(Website and app data records)
===============
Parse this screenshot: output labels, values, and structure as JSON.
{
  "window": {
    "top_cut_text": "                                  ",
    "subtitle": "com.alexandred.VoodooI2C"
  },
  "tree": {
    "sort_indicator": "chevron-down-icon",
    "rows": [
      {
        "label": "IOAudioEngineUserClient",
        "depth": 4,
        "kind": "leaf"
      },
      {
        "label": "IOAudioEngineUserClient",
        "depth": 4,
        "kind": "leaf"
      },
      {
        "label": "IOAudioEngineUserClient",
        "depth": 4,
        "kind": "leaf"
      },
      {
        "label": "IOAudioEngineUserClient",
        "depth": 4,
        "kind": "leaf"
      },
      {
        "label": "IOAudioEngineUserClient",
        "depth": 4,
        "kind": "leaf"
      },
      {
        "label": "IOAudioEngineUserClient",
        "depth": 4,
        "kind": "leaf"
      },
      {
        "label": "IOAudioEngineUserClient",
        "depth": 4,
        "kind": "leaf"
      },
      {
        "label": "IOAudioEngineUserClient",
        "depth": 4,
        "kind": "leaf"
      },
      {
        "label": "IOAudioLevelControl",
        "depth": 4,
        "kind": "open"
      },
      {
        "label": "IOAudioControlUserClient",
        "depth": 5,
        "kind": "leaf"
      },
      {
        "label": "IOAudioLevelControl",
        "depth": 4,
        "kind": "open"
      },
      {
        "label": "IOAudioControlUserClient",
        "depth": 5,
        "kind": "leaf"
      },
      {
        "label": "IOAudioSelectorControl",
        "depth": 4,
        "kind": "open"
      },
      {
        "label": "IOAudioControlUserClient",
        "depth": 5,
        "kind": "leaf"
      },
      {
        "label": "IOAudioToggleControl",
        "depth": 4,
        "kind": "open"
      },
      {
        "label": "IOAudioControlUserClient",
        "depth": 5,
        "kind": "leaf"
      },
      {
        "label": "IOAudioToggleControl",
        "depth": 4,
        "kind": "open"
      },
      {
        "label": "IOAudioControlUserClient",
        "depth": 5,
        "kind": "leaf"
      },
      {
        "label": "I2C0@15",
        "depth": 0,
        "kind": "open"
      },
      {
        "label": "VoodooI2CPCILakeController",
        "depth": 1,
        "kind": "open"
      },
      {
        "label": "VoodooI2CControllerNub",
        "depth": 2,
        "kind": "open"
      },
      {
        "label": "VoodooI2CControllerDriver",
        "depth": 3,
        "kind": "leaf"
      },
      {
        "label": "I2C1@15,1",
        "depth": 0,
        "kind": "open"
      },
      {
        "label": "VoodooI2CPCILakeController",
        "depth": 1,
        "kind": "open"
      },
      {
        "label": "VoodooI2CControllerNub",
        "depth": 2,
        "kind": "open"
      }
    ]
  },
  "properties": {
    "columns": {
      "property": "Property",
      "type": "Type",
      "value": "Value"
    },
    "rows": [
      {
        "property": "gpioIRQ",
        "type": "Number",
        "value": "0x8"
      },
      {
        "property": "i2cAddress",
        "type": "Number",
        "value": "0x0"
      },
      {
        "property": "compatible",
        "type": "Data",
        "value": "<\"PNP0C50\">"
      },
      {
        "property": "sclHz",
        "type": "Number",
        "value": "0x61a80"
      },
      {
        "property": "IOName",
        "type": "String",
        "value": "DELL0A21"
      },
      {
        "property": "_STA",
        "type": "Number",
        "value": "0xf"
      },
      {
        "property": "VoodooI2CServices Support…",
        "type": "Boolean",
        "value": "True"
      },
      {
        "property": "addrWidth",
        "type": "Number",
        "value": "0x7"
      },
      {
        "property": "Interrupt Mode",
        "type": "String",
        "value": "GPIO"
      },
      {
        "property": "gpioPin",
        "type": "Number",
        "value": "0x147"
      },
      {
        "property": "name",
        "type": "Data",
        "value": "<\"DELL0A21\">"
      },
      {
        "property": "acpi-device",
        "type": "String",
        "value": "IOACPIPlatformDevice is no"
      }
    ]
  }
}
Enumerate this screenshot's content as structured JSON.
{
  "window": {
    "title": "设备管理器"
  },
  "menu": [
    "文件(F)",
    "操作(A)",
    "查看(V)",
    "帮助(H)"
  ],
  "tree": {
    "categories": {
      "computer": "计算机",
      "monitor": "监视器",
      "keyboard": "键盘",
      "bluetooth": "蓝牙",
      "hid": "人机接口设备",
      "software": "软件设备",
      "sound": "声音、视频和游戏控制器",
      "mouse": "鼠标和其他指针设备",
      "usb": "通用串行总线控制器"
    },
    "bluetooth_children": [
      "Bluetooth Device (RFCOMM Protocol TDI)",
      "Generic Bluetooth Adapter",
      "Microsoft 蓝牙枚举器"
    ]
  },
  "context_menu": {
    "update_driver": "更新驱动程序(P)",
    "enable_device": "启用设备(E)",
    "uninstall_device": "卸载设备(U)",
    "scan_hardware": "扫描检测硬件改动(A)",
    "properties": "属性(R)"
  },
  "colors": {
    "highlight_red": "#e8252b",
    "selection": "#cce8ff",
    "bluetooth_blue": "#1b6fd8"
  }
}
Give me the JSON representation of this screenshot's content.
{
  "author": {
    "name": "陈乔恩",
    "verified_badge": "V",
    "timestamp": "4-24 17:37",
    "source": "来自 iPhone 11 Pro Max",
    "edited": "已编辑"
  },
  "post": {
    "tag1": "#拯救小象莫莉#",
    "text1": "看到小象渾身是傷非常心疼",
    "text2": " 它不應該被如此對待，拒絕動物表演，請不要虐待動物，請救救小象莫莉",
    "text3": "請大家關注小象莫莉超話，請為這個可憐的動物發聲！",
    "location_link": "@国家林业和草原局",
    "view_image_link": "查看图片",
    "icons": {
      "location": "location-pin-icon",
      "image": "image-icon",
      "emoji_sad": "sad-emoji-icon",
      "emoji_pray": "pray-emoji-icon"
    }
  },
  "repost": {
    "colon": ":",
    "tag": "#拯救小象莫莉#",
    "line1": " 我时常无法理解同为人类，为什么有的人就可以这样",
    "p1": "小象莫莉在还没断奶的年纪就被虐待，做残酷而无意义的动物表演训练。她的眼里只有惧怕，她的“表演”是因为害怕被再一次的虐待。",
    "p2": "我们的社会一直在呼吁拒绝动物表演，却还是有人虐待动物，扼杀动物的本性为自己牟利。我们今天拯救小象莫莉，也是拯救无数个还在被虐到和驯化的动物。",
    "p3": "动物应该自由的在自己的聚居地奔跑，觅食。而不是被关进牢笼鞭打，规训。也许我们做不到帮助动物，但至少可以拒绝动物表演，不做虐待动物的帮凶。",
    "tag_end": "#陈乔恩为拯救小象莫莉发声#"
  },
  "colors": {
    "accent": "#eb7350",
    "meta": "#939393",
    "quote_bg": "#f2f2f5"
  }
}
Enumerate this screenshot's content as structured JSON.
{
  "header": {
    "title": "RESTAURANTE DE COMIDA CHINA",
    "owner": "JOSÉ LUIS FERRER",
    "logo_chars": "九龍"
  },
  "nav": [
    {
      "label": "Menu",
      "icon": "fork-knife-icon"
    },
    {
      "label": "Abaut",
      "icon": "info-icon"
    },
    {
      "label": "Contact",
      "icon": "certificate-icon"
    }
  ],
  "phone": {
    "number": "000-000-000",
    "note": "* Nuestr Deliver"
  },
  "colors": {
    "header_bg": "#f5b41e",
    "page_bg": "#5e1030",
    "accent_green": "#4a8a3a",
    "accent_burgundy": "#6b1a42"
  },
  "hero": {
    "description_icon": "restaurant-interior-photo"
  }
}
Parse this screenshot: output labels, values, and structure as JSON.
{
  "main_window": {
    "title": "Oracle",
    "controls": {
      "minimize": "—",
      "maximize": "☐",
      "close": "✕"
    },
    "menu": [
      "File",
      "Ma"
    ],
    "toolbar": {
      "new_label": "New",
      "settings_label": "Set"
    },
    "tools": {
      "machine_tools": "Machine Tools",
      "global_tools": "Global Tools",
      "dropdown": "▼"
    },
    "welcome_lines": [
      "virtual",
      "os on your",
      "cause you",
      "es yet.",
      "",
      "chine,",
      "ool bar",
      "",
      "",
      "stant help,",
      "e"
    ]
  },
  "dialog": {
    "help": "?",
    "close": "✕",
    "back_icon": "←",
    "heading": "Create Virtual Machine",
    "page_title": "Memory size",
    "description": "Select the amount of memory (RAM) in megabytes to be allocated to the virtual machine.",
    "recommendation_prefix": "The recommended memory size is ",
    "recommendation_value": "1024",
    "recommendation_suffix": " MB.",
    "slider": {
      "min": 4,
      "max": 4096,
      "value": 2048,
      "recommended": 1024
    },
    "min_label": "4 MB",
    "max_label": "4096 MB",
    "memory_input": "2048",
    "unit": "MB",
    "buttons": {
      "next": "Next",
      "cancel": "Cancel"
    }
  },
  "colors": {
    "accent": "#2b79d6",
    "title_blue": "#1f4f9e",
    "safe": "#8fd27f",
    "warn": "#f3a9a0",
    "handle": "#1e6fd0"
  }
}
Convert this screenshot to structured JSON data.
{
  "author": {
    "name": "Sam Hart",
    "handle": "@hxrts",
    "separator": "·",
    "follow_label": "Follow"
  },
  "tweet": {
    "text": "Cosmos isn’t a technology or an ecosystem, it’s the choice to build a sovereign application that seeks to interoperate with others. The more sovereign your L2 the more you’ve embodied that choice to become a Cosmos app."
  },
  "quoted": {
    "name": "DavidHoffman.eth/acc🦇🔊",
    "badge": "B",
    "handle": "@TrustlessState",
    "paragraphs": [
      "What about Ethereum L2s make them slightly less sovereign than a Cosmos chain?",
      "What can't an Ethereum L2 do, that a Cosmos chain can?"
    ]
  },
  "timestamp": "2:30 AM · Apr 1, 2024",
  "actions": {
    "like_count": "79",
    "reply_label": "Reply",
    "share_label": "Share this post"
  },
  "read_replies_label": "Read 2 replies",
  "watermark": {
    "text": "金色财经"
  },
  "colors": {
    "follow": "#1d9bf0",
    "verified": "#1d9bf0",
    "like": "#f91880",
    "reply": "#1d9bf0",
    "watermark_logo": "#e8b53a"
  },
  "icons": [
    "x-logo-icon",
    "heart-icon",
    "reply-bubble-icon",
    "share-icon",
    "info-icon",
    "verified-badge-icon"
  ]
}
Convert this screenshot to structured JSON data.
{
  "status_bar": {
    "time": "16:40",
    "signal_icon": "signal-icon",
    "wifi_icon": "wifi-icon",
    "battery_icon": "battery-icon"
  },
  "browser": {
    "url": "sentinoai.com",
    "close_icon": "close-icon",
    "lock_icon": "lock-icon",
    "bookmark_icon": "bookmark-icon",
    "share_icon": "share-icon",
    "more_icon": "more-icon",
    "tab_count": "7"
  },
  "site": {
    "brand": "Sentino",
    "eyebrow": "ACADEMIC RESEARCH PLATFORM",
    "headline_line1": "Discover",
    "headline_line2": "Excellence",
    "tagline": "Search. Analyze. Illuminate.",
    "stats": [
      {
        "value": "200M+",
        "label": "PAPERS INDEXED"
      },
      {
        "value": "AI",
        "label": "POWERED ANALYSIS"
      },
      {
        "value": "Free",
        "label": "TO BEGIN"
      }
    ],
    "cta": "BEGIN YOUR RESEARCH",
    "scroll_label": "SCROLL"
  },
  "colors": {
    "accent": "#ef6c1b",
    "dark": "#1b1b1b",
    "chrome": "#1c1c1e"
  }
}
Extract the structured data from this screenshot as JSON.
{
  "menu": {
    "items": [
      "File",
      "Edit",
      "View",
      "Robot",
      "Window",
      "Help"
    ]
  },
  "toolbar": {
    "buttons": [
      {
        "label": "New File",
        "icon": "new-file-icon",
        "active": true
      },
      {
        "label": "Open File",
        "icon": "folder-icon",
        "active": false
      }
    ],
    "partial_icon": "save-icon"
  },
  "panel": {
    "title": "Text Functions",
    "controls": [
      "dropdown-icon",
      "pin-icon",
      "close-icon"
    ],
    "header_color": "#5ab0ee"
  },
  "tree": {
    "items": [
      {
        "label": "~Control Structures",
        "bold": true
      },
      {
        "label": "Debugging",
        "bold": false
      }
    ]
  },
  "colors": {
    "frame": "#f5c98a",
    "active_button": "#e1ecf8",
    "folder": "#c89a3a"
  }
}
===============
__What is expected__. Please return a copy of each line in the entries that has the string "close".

__Response area__.
      "close": "✕"
    "close": "✕",
    "close_icon": "close-icon",
      "close-icon"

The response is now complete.